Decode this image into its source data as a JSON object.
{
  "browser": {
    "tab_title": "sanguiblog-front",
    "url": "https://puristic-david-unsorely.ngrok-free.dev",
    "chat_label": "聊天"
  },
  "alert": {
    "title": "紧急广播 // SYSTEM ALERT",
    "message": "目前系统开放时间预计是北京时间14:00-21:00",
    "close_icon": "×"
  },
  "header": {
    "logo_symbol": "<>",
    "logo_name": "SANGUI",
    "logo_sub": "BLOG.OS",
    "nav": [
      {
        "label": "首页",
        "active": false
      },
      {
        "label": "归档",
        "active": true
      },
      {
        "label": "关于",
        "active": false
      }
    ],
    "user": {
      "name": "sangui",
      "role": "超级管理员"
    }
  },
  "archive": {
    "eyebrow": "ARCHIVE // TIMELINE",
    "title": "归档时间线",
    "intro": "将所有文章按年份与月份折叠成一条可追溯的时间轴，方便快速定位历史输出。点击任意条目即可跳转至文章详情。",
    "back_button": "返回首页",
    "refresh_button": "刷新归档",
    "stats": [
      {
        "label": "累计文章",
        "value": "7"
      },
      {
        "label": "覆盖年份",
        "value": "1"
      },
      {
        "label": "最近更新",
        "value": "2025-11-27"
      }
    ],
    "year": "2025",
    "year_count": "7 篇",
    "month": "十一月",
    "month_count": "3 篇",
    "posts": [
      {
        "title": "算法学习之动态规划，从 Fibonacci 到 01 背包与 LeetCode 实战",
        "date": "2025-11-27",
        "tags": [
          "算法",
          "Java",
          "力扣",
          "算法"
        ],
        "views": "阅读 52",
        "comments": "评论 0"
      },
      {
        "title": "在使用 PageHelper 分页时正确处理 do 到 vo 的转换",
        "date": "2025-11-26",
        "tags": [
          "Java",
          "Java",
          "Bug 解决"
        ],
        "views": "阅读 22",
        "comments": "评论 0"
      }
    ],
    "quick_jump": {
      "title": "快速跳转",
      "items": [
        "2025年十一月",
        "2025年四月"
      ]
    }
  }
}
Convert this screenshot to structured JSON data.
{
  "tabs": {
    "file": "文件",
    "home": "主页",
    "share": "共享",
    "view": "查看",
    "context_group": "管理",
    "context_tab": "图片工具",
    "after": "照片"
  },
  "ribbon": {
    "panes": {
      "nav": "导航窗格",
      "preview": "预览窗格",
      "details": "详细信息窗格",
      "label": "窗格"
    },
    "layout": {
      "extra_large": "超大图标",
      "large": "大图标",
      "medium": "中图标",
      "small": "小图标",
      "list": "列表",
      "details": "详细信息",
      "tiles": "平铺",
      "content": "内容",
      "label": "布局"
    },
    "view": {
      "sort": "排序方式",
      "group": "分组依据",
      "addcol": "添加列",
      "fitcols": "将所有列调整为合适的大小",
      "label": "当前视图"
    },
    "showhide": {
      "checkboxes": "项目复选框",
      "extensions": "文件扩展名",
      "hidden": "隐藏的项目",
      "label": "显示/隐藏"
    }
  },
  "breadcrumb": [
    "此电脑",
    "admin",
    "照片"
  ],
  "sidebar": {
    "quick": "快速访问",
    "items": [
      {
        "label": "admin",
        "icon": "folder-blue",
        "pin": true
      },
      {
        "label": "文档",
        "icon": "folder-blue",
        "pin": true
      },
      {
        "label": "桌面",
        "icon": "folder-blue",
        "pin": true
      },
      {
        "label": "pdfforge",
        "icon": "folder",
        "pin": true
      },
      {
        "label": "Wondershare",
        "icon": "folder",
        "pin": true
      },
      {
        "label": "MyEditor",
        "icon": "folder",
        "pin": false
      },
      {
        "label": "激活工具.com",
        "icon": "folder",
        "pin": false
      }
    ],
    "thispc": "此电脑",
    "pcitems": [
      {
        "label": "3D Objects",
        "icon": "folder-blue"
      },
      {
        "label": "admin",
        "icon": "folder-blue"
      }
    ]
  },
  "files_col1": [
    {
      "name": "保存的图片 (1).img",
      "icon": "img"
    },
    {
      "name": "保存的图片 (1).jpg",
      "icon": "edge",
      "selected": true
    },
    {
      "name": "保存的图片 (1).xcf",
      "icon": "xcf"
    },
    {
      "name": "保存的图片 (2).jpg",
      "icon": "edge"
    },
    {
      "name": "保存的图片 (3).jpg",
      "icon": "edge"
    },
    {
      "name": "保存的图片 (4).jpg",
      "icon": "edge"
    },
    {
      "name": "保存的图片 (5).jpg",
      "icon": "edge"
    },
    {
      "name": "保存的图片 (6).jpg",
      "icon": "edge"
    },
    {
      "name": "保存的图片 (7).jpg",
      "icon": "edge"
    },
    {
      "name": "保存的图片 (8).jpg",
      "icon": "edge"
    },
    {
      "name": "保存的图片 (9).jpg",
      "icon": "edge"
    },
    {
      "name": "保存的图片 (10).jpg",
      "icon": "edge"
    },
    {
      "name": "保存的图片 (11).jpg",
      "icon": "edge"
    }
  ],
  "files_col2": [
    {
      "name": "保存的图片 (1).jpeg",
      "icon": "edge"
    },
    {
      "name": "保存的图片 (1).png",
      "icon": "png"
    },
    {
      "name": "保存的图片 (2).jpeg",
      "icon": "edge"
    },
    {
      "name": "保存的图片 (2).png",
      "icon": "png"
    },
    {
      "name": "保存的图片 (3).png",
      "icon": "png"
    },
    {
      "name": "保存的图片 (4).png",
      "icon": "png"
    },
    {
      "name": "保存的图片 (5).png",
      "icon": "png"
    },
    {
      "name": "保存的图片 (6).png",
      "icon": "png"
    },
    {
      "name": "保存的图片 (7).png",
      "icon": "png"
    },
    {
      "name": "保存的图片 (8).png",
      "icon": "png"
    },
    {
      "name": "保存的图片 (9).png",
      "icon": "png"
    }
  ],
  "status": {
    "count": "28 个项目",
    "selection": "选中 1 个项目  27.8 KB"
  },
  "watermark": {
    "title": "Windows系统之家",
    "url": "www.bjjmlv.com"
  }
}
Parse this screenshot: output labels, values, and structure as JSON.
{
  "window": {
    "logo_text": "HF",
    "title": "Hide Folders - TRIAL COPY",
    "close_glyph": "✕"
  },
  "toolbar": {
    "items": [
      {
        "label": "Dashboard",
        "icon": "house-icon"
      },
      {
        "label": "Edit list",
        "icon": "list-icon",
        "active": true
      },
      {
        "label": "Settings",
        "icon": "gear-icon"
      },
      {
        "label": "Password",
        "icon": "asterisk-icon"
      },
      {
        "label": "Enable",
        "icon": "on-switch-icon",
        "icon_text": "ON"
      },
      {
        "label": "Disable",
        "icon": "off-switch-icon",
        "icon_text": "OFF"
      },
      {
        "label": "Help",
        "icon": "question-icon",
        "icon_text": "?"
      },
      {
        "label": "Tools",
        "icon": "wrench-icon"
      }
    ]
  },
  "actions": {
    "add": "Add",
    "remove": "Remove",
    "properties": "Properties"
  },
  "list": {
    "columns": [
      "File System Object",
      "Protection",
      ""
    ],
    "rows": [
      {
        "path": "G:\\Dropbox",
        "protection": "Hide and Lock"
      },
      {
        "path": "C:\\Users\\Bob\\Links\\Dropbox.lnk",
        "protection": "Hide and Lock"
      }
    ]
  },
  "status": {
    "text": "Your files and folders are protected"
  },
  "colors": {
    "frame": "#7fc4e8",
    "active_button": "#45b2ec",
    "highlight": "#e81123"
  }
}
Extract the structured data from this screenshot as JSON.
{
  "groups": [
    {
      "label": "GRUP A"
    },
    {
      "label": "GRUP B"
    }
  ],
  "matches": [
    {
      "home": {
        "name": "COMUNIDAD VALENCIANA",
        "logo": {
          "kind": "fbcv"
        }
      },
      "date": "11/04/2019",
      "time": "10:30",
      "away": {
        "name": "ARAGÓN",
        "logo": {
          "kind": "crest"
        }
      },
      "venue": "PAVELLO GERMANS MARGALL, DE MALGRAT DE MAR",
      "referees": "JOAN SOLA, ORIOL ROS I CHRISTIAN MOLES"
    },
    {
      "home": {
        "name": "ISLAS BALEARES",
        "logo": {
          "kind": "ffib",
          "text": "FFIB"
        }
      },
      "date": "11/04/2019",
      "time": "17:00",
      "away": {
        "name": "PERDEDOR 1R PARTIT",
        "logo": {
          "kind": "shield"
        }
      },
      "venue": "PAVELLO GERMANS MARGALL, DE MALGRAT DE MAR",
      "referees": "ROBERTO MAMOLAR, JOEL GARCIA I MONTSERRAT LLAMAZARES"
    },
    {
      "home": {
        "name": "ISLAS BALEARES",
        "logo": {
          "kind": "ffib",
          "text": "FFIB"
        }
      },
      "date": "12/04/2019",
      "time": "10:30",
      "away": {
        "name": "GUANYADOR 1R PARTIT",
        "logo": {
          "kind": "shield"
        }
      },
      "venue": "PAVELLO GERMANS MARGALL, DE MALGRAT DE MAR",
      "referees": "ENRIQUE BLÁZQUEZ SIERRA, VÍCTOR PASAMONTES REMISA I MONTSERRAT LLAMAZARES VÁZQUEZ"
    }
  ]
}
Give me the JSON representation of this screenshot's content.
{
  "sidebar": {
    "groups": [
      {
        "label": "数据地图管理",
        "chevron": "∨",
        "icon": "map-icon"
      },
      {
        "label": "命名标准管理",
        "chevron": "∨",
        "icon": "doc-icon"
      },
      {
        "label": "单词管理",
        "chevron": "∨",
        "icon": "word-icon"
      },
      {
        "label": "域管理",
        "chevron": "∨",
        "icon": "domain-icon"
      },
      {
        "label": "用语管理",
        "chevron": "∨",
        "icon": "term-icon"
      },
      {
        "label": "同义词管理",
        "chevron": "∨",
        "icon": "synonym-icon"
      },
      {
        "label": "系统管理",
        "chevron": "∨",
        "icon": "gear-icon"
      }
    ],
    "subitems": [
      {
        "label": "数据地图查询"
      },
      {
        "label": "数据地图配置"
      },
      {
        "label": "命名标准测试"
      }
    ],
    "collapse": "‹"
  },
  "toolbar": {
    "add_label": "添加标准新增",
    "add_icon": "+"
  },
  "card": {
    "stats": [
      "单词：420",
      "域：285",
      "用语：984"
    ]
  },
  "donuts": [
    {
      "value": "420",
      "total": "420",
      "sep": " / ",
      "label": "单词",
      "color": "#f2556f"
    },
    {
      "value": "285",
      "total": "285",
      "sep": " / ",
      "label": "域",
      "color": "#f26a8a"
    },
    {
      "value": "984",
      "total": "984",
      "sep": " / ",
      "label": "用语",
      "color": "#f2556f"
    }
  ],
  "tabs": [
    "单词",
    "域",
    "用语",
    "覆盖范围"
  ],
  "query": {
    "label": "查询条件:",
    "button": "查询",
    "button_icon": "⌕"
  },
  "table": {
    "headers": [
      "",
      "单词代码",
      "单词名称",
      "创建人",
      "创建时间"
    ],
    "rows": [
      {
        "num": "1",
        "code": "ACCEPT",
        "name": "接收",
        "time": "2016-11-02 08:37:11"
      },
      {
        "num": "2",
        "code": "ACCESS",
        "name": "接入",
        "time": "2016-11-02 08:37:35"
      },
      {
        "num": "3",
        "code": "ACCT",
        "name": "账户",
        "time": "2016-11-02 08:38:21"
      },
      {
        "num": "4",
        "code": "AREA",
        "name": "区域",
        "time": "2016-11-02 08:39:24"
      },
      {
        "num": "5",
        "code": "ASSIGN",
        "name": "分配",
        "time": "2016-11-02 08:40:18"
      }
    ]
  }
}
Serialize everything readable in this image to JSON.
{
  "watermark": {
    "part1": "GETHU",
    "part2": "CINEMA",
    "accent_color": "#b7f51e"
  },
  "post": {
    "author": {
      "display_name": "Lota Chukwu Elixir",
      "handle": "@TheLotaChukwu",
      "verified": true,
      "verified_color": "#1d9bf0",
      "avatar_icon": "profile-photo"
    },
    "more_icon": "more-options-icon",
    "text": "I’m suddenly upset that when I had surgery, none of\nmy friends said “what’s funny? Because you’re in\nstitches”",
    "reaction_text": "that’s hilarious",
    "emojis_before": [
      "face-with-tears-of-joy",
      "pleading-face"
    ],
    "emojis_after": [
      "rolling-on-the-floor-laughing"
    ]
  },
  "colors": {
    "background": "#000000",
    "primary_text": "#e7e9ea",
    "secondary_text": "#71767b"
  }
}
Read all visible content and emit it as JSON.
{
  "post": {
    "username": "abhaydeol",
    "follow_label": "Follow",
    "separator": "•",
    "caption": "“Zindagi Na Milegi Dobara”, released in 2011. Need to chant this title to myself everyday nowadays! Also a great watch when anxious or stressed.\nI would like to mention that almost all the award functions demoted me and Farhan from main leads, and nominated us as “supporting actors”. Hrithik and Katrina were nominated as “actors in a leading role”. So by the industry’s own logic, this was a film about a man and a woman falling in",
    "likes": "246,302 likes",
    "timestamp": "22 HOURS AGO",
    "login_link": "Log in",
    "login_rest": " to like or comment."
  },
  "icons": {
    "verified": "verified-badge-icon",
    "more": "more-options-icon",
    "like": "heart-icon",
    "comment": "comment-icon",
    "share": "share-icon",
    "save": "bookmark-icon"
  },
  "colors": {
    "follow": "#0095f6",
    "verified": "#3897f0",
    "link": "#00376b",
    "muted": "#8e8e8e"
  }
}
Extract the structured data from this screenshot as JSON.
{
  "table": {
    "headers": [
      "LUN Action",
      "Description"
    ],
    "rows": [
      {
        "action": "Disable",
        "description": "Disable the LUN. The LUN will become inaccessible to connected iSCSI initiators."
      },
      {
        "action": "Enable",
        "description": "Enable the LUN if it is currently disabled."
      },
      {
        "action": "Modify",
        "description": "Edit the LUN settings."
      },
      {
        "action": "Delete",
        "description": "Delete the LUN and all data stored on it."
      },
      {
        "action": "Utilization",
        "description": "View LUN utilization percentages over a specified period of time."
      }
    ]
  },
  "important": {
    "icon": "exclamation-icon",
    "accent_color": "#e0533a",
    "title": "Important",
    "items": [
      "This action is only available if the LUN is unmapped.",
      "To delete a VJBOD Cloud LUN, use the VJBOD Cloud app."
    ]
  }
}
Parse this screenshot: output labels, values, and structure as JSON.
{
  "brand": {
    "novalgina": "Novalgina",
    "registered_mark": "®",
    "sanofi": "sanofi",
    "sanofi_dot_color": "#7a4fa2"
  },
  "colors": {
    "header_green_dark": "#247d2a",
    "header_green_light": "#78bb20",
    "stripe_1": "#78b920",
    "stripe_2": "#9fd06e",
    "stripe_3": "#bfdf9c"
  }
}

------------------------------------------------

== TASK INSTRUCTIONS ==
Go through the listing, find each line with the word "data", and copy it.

== YOUR RESPONSE ==
Decode this image into its source data as a JSON object.
Convert this screenshot to structured JSON data.
Extract the structured data from this screenshot as JSON.
Extract the structured data from this screenshot as JSON.
        "description": "Delete the LUN and all data stored on it."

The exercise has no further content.